### What is expected
When the string "JSON" is part of a line in the data below, report the whole line.

### Records for this exercise

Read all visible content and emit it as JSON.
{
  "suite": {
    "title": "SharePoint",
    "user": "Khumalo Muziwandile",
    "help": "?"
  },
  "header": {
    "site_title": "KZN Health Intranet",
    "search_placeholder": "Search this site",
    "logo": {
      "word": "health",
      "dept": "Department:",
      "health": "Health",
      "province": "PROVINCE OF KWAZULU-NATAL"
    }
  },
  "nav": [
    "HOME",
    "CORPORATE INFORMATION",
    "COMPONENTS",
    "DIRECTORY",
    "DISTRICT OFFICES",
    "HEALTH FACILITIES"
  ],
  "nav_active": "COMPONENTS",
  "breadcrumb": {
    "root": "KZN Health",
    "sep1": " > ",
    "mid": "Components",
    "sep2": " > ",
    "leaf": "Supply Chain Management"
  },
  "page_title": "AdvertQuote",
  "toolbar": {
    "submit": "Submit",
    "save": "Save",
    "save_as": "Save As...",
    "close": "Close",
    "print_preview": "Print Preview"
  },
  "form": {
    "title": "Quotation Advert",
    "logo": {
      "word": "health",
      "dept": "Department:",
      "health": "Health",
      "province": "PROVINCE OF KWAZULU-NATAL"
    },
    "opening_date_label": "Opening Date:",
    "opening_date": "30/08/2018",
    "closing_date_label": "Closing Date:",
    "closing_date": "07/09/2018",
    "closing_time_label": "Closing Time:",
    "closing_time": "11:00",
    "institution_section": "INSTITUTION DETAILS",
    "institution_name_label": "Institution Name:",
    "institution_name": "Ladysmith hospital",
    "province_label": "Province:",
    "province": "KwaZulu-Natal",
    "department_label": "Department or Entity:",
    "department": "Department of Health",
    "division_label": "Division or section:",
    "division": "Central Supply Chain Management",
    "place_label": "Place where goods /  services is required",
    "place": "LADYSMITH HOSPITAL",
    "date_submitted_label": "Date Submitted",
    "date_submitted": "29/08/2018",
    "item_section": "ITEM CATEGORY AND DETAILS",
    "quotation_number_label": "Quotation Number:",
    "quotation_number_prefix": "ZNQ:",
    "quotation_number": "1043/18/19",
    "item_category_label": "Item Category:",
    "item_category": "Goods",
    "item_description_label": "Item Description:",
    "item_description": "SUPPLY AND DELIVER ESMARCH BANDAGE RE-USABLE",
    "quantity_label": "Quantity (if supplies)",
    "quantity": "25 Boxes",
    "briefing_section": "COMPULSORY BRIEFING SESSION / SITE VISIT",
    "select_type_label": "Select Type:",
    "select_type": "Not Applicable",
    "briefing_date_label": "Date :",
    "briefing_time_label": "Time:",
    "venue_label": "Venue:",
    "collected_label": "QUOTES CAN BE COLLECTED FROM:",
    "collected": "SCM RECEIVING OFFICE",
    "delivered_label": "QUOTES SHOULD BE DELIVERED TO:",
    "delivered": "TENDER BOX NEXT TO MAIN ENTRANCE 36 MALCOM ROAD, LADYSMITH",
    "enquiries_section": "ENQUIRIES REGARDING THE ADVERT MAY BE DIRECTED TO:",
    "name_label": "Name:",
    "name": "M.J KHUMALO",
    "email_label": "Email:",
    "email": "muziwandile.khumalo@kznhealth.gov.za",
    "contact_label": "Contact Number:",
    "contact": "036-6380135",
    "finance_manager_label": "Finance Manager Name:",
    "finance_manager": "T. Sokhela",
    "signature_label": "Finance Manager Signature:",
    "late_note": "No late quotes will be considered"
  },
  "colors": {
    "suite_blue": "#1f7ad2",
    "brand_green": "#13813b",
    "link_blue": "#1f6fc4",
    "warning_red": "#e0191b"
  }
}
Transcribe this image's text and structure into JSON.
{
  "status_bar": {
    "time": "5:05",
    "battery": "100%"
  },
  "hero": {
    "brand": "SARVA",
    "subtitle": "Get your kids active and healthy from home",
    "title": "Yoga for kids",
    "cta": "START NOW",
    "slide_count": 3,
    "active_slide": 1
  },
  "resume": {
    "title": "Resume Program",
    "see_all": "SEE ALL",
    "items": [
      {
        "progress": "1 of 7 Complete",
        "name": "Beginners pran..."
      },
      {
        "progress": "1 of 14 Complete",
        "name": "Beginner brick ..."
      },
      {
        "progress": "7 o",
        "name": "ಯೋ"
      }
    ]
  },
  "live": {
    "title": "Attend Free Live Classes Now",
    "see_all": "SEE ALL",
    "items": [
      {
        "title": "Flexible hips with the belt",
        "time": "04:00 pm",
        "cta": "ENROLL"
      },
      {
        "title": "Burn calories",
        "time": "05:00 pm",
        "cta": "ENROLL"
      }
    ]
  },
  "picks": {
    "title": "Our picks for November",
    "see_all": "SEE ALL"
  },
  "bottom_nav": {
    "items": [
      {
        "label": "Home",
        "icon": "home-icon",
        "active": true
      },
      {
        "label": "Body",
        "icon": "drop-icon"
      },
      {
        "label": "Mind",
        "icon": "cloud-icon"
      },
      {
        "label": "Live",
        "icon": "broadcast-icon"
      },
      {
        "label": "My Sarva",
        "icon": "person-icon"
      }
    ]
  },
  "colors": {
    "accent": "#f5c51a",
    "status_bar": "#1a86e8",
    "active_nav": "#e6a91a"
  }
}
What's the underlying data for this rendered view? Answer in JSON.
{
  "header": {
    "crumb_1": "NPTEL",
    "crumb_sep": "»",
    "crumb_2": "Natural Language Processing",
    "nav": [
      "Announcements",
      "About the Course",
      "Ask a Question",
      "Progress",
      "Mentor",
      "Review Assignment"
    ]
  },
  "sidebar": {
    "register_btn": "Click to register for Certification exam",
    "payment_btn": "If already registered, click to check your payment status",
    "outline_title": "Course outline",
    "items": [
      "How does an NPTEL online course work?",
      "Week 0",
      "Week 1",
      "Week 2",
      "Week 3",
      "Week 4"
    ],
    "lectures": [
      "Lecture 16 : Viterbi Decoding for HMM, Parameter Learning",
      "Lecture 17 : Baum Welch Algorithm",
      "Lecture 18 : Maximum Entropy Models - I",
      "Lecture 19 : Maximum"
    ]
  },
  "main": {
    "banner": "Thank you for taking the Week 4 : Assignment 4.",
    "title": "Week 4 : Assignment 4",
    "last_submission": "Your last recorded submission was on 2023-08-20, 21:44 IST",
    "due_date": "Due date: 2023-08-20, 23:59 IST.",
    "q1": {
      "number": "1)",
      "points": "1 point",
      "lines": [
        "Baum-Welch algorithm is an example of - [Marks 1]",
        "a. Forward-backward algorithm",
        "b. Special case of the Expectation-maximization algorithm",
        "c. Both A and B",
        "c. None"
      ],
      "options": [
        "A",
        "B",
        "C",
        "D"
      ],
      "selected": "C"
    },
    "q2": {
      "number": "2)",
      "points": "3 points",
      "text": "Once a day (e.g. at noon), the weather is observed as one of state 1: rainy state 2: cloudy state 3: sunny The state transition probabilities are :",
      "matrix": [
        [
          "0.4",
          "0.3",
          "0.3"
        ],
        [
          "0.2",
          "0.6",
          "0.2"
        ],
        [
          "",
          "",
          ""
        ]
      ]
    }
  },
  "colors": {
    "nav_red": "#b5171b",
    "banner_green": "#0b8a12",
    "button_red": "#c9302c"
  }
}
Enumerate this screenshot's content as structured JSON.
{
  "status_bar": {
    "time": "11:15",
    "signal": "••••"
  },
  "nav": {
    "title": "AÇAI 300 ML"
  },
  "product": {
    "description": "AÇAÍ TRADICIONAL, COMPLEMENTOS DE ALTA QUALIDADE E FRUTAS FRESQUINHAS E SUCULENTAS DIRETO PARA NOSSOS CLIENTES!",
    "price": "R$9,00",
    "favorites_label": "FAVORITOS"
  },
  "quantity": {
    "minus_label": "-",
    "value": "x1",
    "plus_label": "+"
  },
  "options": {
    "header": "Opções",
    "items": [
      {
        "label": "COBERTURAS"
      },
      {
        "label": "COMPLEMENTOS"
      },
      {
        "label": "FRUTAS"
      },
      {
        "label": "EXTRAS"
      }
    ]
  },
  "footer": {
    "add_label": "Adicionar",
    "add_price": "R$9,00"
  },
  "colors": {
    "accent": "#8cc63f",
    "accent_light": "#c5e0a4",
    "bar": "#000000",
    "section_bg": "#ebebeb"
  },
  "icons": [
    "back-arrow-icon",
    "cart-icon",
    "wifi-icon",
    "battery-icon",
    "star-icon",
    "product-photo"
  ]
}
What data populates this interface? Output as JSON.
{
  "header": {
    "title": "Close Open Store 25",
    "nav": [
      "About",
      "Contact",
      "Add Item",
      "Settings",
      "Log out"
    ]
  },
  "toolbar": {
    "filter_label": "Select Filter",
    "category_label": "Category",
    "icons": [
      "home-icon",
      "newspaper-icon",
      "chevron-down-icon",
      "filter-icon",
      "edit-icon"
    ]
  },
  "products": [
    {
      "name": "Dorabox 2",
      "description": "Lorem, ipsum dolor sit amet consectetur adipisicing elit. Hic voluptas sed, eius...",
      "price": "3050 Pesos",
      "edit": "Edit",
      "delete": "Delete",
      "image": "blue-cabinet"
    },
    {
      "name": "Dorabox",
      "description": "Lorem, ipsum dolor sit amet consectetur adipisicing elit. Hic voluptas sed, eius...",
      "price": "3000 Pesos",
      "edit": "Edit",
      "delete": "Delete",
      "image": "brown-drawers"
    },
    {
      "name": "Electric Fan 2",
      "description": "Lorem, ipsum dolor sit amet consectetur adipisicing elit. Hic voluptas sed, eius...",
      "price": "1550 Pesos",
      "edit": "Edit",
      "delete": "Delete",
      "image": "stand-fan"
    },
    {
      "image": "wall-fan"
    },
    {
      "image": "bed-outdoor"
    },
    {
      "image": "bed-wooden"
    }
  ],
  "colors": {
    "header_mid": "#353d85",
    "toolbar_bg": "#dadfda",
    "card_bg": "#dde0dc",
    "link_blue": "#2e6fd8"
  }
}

### Answer to the problem
Read all visible content and emit it as JSON.
Transcribe this image's text and structure into JSON.
What's the underlying data for this rendered view? Answer in JSON.
Enumerate this screenshot's content as structured JSON.
What data populates this interface? Output as JSON.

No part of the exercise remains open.